Minutes revealed "participants generally saw the current elevated level of inflation as largely reflecting factors that were transitory but judged that inflation pressures could take longer to subside than they had previously assessed."

At the meeting, FOMC announced the start of tapering $120 billion a month in bond-buying stimulus -- a first in a series of steps in normalizing monetary policy. The goal of quantitative easing was to keep capital flowing in the markets while maintaining broader interest rates at low levels to boost economic activity.

Further supporting the dollar, U.S. jobless claims plunged to the lowest level since 1969 at 199,00 new filings -- an encouraging sign for the labor market that has been struggling to recover from the pandemic-induced shock in March 2020. In October, the labor market added 536,000 new jobs and national unemployment rate fell to 4.6%.

Also, U.S. third quarter gross domestic product growth was revised up slightly to 2.1%, which was largely expected by the markets and follows a 6.7% growth rate in the second quarter.

Wednesday's inventory report released by the U.S. Energy Information Administration was mixed, showing unexpected build in domestic crude oil inventories accompanied with larger-than-expected decline in petroleum product supplies and higher fuel demand. Commercial crude oil inventories jumped 1 million bbl from the previous week to 434 million bbl and are now about 7% below the five-year average. The build was realized even as domestic refiners increased run rates for the fifth consecutive week through Nov. 19 to 88.6% of capacity.

Domestic crude oil production, meanwhile, increased 100,000 barrels per day (bpd) to 11.5 million bpd, according to EIA. Oil stored at the Cushing, Oklahoma, hub -- the delivery point for WTI futures -- rose 787,000 bbl from the previous week to 27.4 million bbl. Baker Hughes reported the number of active rigs drilling for oil increased for the fifth week through Wednesday, up six to 467, the highest level since early April 2020.

Additionally, gasoline stockpiles declined slightly above expectations 602,992 bbl from the previous week to 211.4 million bbl. Demand for motor gasoline gained 93,000 bpd from the previous week to 9.334 million bbl, while remaining more than 100,000 above the five-year average. Gasoline consumption in the United States typically strengthens heading into the Thanksgiving holiday, with over 53 million Americans expected to hit the road this week, according to American Automobile Association.

Distillate stocks fell 2 million bbl to 121.7 million bbl and are now about 5% below the five-year average.

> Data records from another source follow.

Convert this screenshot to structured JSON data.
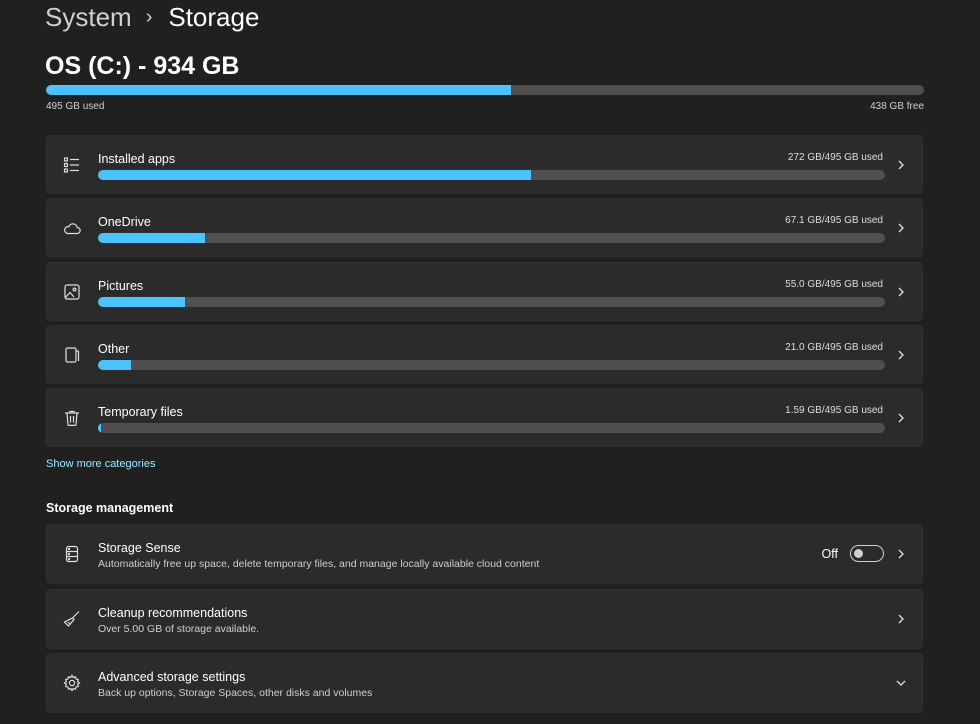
{
  "breadcrumb": {
    "parent": "System",
    "separator": "›",
    "current": "Storage"
  },
  "drive": {
    "title": "OS (C:) - 934 GB",
    "used_label": "495 GB used",
    "free_label": "438 GB free",
    "used_fraction": 0.53
  },
  "categories": [
    {
      "label": "Installed apps",
      "size": "272 GB/495 GB used",
      "fraction": 0.55,
      "icon": "apps-list-icon"
    },
    {
      "label": "OneDrive",
      "size": "67.1 GB/495 GB used",
      "fraction": 0.136,
      "icon": "cloud-icon"
    },
    {
      "label": "Pictures",
      "size": "55.0 GB/495 GB used",
      "fraction": 0.111,
      "icon": "picture-icon"
    },
    {
      "label": "Other",
      "size": "21.0 GB/495 GB used",
      "fraction": 0.042,
      "icon": "document-icon"
    },
    {
      "label": "Temporary files",
      "size": "1.59 GB/495 GB used",
      "fraction": 0.003,
      "icon": "trash-icon"
    }
  ],
  "show_more": "Show more categories",
  "management": {
    "heading": "Storage management",
    "items": [
      {
        "title": "Storage Sense",
        "subtitle": "Automatically free up space, delete temporary files, and manage locally available cloud content",
        "toggle_label": "Off",
        "icon": "storage-sense-icon"
      },
      {
        "title": "Cleanup recommendations",
        "subtitle": "Over 5.00 GB of storage available.",
        "icon": "broom-icon"
      },
      {
        "title": "Advanced storage settings",
        "subtitle": "Back up options, Storage Spaces, other disks and volumes",
        "icon": "gear-icon"
      }
    ]
  },
  "colors": {
    "accent": "#4cc2ff",
    "track": "#4f4f4f",
    "card": "#2b2b2b",
    "background": "#202020",
    "link": "#99ebff"
  }
}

Distillate demand extended higher for the third consecutive week to 4.391 million bpd.

Liubov Georges can be reached at liubov.georges@dtn.com

Liubov Georges